__INSTRUCTIONS TO FOLLOW__: Filter the entries below, keeping only lines with the word "time".

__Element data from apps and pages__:
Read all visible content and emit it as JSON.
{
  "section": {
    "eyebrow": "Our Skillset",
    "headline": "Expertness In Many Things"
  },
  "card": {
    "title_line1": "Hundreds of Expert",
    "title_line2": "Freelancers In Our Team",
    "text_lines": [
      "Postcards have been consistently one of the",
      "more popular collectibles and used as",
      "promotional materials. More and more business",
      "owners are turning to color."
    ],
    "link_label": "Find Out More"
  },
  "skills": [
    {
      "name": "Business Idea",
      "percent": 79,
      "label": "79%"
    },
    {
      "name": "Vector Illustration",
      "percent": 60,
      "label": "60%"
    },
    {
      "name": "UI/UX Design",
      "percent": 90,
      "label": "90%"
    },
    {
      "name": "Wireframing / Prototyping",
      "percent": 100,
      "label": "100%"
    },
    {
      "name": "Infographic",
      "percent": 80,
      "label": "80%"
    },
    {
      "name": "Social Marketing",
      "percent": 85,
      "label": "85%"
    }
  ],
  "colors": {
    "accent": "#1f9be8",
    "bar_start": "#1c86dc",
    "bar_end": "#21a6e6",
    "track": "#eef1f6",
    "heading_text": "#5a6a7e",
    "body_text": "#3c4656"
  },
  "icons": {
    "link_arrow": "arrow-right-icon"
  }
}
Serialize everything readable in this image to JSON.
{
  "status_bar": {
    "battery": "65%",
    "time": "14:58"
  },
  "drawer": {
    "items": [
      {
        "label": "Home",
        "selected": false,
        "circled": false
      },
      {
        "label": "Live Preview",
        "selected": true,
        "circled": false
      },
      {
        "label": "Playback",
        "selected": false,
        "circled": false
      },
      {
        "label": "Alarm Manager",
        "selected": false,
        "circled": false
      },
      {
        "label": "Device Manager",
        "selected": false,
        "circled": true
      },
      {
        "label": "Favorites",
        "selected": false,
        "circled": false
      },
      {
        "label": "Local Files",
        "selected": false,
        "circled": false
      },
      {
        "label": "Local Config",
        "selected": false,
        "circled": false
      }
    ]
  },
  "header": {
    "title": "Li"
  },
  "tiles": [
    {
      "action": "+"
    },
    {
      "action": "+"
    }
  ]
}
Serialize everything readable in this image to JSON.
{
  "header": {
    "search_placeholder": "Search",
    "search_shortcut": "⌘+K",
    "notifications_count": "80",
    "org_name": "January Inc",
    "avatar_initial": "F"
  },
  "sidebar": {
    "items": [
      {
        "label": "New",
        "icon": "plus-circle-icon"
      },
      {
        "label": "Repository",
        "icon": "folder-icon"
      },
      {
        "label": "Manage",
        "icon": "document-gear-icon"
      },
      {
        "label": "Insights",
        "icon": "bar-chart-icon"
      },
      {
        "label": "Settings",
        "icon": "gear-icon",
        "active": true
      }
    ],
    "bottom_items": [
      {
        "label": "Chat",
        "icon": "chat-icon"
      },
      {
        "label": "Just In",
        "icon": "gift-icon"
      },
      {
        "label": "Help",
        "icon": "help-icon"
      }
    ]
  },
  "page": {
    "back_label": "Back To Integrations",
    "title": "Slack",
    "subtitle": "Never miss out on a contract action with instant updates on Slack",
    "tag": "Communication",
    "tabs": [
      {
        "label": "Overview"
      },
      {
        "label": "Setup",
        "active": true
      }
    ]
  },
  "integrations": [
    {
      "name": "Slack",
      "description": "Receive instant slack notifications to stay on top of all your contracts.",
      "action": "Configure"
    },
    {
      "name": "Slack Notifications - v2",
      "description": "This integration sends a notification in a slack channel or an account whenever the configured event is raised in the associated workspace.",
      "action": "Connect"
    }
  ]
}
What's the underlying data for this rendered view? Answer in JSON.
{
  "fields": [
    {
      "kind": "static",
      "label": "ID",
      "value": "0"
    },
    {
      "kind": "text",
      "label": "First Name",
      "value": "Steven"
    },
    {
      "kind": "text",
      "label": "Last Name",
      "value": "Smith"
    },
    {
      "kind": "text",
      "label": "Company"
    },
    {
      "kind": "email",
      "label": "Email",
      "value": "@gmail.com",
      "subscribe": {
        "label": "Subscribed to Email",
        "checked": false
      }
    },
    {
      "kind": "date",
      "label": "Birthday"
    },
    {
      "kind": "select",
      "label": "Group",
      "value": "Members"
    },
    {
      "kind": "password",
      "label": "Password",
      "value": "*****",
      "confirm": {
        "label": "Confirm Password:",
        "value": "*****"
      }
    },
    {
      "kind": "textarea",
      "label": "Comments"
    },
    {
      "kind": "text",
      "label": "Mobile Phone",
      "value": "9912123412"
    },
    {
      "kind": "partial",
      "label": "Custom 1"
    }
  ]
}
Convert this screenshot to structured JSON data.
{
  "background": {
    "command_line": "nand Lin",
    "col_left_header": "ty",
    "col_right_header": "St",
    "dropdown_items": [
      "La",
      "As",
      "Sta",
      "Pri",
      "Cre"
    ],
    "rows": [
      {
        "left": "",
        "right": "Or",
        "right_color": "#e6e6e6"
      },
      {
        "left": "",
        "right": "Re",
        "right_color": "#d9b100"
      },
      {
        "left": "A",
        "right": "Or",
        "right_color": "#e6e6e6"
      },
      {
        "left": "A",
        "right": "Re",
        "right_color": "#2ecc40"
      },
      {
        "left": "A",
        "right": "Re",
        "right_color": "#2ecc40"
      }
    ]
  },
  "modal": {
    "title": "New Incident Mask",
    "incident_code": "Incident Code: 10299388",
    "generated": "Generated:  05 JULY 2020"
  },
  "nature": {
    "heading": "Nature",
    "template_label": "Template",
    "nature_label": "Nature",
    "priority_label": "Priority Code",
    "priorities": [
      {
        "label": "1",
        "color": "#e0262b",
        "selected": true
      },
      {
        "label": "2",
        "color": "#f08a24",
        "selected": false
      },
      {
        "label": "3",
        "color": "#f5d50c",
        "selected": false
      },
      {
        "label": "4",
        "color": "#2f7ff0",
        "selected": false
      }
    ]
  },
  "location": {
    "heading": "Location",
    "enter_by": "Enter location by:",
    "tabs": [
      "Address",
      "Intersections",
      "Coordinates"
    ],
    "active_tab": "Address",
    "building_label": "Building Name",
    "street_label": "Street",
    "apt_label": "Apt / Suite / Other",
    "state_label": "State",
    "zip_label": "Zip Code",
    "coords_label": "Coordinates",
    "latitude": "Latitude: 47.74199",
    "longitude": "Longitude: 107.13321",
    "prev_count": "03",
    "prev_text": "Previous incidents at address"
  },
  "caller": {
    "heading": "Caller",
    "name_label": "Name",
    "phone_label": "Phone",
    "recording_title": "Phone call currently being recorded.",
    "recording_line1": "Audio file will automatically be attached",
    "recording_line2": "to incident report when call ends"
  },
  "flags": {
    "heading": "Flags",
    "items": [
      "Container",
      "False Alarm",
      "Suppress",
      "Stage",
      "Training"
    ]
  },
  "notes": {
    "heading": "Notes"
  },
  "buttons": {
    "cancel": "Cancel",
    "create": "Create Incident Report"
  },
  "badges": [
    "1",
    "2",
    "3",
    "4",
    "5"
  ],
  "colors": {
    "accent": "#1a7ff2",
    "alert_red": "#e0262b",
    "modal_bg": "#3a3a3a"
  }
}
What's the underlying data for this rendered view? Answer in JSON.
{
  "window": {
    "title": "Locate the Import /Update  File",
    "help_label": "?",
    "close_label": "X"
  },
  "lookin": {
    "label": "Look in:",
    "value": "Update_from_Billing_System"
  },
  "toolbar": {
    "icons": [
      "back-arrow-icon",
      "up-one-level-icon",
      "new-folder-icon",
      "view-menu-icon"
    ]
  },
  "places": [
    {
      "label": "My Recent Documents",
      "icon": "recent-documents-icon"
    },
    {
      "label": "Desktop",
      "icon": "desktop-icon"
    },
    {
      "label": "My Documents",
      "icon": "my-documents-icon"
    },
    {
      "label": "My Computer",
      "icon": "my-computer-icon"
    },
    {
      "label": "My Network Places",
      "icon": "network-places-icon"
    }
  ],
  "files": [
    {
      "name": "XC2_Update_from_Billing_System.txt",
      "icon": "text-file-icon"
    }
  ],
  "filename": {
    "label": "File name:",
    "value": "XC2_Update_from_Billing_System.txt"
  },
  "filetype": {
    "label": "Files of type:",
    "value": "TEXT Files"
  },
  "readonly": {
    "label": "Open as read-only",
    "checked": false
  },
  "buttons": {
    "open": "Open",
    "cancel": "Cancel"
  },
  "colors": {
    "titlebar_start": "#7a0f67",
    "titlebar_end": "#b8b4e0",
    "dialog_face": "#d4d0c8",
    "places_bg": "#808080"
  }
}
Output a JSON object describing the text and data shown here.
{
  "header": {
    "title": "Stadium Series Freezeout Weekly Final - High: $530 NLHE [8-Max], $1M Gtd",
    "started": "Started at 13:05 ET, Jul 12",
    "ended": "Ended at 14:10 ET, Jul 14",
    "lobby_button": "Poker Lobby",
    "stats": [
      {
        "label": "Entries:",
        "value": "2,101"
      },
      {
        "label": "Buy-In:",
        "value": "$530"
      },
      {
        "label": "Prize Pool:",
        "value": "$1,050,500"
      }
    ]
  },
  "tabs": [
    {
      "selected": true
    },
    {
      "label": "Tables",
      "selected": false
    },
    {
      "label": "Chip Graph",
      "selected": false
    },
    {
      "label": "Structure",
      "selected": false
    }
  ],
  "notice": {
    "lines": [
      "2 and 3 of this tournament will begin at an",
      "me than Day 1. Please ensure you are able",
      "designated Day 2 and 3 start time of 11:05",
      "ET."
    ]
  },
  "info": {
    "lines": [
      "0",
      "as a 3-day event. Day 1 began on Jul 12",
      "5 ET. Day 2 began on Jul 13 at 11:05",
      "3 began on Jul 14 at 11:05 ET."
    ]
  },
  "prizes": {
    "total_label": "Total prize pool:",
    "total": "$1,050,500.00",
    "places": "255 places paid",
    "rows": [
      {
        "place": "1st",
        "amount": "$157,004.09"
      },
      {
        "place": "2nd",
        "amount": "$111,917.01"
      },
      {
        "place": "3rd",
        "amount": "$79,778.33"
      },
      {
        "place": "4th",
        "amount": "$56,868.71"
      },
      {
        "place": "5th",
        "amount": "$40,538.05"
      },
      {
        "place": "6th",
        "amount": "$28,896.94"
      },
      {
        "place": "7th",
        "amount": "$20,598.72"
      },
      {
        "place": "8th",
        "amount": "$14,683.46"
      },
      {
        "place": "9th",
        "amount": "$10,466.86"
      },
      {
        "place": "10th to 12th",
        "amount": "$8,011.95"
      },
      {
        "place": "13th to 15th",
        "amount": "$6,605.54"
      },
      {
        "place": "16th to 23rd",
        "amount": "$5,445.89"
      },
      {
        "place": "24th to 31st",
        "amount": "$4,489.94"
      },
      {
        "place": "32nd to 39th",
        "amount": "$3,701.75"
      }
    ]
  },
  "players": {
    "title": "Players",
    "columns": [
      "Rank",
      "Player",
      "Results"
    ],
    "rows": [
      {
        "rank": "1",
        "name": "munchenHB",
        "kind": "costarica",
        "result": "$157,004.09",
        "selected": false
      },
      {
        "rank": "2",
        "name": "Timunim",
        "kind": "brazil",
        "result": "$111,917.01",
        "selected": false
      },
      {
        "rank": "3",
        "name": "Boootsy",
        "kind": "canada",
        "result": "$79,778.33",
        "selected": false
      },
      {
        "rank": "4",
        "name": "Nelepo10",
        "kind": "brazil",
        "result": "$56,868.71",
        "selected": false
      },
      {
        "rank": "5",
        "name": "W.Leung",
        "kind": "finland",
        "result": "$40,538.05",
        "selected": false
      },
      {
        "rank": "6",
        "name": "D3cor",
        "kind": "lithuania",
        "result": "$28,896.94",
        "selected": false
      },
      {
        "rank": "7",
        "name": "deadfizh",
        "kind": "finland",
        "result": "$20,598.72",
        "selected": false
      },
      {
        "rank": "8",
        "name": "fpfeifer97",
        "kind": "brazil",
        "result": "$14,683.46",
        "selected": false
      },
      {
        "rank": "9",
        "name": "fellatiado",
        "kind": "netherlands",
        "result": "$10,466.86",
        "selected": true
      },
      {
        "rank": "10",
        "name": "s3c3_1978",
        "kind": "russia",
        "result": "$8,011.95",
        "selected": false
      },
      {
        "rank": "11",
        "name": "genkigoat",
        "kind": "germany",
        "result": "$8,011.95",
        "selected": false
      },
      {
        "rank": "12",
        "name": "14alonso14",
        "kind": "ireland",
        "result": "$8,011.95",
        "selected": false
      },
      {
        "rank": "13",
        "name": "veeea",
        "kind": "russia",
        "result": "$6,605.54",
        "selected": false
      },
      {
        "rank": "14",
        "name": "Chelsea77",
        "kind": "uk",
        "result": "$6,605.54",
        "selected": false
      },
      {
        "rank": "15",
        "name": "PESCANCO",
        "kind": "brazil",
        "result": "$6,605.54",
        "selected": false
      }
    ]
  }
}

__WRITTEN RESPONSE__:
    "time": "14:58"
      "designated Day 2 and 3 start time of 11:05",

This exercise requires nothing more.